ASSIGNMENT> If a line in the records below contains "Marcel", copy that line.

TASK DATA>
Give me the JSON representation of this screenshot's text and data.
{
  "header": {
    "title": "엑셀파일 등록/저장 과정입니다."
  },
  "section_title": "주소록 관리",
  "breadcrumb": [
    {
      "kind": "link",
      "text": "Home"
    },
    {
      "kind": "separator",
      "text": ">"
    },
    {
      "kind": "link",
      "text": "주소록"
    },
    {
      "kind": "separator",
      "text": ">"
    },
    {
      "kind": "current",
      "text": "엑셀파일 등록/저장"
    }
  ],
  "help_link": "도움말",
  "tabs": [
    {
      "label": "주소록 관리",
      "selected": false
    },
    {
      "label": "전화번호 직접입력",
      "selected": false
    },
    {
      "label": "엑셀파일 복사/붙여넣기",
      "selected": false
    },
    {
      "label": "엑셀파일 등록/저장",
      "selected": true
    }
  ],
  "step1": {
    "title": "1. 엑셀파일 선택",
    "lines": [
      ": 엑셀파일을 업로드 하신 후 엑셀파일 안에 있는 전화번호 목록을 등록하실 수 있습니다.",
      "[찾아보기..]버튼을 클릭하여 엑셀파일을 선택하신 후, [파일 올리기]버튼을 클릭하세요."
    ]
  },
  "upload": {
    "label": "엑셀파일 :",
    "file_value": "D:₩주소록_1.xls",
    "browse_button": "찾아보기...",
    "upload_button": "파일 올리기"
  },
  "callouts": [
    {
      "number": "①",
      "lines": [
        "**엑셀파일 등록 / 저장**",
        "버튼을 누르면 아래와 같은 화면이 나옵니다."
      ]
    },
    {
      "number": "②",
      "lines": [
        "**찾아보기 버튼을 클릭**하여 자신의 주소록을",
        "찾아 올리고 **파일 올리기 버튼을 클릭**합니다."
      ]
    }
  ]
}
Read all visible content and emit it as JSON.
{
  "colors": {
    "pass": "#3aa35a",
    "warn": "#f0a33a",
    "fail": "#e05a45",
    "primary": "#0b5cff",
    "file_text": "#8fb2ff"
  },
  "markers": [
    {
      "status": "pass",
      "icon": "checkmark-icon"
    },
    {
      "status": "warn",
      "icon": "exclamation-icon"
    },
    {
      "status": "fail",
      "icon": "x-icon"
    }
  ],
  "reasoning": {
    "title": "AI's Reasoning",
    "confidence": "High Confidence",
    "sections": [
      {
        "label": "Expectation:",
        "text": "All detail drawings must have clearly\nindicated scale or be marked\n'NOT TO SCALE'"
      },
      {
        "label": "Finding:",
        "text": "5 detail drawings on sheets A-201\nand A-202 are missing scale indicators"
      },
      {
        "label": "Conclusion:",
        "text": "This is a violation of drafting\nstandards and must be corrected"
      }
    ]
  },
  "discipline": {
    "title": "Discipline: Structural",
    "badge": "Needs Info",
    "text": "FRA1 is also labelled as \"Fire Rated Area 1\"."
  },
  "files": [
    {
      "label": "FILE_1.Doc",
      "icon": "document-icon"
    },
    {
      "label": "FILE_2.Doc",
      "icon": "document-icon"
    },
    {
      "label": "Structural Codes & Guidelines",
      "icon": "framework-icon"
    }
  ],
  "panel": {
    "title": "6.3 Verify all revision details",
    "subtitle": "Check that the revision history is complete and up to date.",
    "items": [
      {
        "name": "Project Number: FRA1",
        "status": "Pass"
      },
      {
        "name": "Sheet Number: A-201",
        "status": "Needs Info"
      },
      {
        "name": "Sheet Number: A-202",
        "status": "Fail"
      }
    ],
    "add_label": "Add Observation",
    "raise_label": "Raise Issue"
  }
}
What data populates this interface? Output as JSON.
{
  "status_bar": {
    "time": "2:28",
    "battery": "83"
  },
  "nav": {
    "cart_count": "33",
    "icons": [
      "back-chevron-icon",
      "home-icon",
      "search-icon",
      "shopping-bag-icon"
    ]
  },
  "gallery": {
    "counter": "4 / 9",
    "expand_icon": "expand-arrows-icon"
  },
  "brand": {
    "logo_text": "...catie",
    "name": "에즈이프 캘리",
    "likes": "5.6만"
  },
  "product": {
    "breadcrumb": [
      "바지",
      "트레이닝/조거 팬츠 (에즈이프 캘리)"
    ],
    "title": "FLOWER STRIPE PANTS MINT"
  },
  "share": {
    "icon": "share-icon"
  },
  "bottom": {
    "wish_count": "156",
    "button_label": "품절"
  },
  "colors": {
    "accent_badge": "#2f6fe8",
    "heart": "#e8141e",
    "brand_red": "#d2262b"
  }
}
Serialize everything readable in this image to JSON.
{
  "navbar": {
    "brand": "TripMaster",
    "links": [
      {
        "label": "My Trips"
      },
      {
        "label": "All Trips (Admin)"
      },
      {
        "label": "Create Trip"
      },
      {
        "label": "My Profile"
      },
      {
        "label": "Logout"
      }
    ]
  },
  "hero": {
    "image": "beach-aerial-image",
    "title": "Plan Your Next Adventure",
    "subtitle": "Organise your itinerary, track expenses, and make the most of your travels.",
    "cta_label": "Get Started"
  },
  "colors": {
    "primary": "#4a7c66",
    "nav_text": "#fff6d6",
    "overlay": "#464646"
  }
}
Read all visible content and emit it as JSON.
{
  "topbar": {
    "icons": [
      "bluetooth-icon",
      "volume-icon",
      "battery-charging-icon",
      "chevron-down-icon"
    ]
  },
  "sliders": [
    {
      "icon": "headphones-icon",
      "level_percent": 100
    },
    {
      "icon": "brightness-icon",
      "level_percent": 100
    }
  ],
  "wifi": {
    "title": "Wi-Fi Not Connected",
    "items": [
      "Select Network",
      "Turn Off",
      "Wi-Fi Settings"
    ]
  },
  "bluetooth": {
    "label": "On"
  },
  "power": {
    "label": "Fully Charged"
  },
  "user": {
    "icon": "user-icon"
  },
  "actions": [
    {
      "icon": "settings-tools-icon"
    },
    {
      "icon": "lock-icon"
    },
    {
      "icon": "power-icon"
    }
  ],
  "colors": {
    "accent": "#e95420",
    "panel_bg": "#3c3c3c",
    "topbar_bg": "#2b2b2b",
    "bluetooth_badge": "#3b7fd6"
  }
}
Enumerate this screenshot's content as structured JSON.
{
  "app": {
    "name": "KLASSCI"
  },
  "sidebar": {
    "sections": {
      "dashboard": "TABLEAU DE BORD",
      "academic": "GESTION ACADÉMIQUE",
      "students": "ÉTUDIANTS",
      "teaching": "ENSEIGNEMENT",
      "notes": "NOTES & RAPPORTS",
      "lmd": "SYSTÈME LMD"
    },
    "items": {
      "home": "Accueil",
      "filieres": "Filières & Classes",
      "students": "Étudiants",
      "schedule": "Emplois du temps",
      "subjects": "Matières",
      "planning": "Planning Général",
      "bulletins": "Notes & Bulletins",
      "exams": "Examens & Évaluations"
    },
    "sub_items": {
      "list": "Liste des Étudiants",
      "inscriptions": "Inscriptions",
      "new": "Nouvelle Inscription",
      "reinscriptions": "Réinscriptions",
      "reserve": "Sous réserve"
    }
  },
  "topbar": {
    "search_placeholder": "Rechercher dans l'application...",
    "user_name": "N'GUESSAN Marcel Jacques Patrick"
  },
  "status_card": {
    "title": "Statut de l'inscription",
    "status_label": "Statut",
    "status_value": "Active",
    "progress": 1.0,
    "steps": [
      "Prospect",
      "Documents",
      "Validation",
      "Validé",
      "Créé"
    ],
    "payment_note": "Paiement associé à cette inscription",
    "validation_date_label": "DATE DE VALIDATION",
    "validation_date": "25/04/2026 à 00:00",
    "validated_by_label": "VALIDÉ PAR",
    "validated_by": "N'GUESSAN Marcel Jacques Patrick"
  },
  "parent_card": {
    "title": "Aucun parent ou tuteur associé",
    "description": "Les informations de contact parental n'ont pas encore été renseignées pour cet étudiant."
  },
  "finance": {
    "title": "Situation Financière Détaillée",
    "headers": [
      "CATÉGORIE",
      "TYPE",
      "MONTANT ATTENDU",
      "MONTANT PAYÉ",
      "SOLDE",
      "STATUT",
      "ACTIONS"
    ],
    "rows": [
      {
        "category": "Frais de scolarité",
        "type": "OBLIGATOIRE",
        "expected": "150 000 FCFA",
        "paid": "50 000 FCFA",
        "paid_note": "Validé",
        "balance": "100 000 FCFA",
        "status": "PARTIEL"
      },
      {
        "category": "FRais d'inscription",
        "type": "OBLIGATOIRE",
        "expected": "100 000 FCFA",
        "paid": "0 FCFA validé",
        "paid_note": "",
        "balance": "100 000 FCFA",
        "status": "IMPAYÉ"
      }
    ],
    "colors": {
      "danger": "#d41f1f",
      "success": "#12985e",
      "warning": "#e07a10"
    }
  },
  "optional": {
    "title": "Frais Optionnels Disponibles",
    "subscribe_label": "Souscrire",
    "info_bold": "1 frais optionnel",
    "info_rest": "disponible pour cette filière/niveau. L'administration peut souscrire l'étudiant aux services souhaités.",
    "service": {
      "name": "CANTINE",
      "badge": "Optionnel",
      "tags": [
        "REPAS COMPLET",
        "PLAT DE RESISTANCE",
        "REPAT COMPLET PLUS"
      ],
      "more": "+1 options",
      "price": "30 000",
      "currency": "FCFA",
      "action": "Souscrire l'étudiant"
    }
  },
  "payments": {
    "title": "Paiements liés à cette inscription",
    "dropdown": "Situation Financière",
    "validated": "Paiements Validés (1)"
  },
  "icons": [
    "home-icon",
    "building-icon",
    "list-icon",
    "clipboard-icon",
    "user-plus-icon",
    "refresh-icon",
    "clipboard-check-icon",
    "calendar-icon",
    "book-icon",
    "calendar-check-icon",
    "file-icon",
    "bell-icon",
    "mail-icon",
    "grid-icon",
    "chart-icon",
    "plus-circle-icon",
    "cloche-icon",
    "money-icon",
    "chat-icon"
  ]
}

OUTPUT FOR THIS TASK>
    "user_name": "N'GUESSAN Marcel Jacques Patrick"
    "validated_by": "N'GUESSAN Marcel Jacques Patrick"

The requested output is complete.